In honor of the 100th anniversary of the COT, lawmakers have introduced H.Res. 951/S. Res. 532, Recognizing the 100th anniversary of the American College of Surgeons Committee on Trauma and the importance of preventing injury and saving more lives from injury around the globe. The resolution was introduced in the U.S. House of Representatives by Representatives Michael Burgess, MD (R-TX) and Tom Suozzi (D-NY) and in the U.S. Senate by Senators John Boozman (R-AR) and Bob Menendez (D-NJ).

Congressional Efforts

Take Action: Contact Congress in Support of ACS Trauma Priorities


Learn more about ACS efforts to fully fund a grant program to cover the administrative costs of embedding military trauma professionals in civilian trauma centers.

Stop the Bleed

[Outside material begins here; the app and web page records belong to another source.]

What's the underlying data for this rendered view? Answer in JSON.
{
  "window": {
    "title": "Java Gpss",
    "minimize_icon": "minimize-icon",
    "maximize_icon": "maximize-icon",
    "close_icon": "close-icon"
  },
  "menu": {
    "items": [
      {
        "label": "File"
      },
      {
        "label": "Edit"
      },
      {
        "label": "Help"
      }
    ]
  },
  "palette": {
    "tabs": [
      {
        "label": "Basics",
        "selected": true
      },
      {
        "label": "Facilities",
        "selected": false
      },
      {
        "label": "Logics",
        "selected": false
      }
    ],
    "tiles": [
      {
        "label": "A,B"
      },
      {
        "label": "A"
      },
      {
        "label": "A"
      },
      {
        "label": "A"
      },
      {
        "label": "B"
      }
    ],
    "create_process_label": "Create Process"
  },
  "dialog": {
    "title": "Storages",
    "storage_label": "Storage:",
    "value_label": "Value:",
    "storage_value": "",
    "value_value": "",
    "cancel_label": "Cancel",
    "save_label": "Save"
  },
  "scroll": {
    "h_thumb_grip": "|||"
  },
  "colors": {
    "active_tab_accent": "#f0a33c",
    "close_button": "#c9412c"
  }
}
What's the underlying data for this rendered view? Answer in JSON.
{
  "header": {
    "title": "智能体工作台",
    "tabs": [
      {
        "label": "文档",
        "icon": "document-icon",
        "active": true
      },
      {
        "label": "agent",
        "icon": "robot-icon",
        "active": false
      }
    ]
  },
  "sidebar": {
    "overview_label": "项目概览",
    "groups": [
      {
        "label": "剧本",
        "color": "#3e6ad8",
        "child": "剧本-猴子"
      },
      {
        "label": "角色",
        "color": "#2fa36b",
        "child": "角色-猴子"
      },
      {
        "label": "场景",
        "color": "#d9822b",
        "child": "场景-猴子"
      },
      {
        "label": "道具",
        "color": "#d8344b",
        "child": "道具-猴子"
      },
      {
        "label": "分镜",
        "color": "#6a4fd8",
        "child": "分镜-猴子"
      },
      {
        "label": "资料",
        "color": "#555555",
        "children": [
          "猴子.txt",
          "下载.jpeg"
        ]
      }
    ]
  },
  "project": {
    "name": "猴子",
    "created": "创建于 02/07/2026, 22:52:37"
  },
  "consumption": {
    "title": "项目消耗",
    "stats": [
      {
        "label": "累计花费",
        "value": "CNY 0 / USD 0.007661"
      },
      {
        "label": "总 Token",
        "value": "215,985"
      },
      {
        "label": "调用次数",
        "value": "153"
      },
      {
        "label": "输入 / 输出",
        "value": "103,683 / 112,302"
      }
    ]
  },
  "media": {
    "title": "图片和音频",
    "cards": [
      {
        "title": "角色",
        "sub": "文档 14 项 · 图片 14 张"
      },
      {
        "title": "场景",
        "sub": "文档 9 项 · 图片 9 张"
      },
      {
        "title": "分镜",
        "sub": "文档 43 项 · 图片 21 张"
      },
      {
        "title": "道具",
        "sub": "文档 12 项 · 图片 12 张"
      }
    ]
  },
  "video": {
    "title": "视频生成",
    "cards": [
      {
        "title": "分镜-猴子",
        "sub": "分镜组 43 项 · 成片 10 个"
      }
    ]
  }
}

Learn more about ACS efforts to save lives by teaching the civilian population to provide vital initial response to stop uncontrolled bleeding in emergency situations.

Firearm Morbidity and Mortality Prevention Efforts

Learn more about ACS efforts to advocate for and promote a nonpartisan public health approach to firearm injury prevention.

Cyclical Violence Efforts

Learn more about ACS efforts to combat the interpersonal violence epidemic.